Whether you elect health coverage
through your employer or purchase
it on your own, you may have an
opportunity to choose among several
options. Understanding the different
types of health plans is the first step
in making a good choice for you and
your family. Typically, health insurance
companies, including large, nationally
known plans, contract with locally
based medical groups to provide
benefits. Before selecting a plan,
confirm that the doctors you prefer
are contracted to provide services
through the health plan you choose.
For information about the plans
accepted by UCSF Medical Center, visit
visit Us Online:
To read past issues of Advances, visit www.ucsfhealth.org/advances.
Advances is published by the Marketing Department of UCSF Medical
Center and UCSF Benioff Children’s Hospital as a community service and
is not intended for the purposes of diagnosing or prescribing. If you have
questions about your health, please contact your health care provider.
If you do not wish to receive further newsletters, please call (888) 804-4722
or email HIPAAOptOut@support.ucsf.edu.
If you have comments or would like to be added to the mailing list, please
contact us at (888) 689-8273 or send an email to email@example.com.
Produced by DCP
Your Inner Scientist!
Bay Area Science Festival
October 29–November 6
10 Days. 100 Events.
© UCSF Medical Center
All rights reserved
printed on partially recycled paper
Quick response (QR) technology allows you to find out more
about us with just a snap of your phone’s camera.

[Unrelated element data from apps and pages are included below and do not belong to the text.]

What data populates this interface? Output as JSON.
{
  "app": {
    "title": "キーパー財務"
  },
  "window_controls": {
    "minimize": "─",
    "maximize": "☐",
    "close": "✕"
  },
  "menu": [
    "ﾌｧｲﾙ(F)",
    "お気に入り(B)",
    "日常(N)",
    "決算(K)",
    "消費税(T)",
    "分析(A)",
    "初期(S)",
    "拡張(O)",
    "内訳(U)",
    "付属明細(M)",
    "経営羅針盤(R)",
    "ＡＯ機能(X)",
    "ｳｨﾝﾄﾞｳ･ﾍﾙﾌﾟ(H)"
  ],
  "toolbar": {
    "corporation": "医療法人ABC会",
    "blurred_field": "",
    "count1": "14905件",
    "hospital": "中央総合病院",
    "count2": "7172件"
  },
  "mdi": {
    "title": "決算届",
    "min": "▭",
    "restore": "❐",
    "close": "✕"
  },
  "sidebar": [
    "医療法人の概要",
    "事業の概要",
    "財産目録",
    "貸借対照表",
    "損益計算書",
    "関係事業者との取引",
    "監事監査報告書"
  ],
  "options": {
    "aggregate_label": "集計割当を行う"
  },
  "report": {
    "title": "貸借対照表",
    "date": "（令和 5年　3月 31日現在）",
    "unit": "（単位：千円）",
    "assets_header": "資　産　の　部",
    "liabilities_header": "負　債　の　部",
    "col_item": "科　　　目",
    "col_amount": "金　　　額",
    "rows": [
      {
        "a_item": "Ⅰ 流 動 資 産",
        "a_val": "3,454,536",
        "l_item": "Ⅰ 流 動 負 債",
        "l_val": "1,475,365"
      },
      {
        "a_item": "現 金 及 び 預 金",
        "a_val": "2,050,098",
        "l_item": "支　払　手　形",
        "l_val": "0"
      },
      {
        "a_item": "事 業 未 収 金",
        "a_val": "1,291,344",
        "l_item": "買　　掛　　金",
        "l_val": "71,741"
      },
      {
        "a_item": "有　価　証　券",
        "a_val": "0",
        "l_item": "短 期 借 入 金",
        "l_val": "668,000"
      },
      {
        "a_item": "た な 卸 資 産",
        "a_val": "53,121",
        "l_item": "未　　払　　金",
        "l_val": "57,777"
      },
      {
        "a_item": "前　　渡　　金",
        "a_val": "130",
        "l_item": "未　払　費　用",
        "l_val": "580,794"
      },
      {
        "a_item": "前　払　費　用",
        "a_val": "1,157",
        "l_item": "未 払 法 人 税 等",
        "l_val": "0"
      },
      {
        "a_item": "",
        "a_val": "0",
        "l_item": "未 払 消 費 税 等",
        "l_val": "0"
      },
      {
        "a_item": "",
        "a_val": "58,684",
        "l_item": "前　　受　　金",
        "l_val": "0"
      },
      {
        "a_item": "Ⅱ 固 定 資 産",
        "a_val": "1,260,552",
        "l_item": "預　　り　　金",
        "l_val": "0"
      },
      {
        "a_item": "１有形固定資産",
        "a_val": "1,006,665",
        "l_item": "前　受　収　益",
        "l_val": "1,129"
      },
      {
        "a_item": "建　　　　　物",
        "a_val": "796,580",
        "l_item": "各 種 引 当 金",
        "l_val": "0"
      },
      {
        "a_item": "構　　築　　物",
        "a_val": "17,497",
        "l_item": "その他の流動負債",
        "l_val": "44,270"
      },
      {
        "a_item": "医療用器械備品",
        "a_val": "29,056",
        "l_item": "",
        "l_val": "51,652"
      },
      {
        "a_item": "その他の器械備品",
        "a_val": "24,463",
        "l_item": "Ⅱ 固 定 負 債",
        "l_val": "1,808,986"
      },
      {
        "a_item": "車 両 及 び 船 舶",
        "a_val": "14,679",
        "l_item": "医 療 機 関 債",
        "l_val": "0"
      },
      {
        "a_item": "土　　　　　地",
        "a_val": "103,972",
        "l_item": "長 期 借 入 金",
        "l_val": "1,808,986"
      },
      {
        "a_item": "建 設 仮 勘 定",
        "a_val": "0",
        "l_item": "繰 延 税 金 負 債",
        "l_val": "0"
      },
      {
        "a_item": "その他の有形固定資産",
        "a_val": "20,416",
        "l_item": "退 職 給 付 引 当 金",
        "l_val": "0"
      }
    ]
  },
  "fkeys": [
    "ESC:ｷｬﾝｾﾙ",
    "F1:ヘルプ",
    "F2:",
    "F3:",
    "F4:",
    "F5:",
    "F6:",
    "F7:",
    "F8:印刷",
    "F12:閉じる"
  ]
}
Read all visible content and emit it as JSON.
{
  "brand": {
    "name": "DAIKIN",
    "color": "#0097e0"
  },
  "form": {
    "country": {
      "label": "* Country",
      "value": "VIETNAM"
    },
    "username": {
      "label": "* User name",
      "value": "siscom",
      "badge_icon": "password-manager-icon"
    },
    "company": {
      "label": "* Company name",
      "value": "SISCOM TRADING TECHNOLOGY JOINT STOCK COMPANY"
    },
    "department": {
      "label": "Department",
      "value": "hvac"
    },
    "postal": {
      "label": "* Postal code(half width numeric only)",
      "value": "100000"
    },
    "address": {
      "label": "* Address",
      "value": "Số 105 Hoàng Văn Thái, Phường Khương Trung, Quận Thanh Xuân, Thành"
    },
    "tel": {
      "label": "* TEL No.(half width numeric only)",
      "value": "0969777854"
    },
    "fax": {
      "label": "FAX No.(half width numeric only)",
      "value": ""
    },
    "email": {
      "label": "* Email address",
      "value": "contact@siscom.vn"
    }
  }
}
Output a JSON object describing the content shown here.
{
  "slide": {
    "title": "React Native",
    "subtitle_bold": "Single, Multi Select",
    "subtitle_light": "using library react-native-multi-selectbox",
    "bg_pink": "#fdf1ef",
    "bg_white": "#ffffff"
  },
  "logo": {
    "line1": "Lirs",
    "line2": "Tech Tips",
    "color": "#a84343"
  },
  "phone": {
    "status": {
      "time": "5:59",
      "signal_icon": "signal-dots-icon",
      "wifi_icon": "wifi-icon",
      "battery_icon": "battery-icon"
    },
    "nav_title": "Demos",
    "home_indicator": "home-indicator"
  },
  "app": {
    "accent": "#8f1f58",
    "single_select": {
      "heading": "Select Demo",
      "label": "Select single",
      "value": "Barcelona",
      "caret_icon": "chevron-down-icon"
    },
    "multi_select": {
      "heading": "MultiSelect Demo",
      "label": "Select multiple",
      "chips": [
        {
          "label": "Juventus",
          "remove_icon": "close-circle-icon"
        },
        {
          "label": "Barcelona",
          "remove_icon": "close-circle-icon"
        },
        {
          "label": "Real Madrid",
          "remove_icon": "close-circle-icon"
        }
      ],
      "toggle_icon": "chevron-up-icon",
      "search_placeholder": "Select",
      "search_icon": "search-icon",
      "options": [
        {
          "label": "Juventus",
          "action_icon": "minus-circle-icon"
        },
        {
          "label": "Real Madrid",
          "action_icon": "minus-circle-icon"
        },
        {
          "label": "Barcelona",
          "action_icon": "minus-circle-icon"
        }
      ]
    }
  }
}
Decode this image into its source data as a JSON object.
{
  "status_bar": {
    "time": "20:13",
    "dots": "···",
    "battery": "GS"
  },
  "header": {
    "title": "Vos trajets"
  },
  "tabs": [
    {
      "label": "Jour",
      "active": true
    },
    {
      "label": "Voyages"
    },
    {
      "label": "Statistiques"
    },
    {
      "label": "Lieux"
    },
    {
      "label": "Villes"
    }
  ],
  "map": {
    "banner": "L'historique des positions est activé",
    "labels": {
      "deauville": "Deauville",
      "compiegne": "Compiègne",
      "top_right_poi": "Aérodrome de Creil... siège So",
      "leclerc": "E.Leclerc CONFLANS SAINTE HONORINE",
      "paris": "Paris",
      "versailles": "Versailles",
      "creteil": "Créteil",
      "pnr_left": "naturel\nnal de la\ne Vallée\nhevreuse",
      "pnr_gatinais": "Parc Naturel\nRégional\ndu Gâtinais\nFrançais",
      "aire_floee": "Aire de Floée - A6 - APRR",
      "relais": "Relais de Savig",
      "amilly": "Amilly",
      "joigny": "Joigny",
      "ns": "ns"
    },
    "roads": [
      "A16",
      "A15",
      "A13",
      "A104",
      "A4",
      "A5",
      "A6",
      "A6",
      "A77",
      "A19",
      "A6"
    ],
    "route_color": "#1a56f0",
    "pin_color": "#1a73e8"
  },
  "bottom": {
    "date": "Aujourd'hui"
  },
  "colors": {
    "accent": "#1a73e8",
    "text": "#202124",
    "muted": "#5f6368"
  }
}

One place to
get the app for your smartphone is www.i-nigma.com.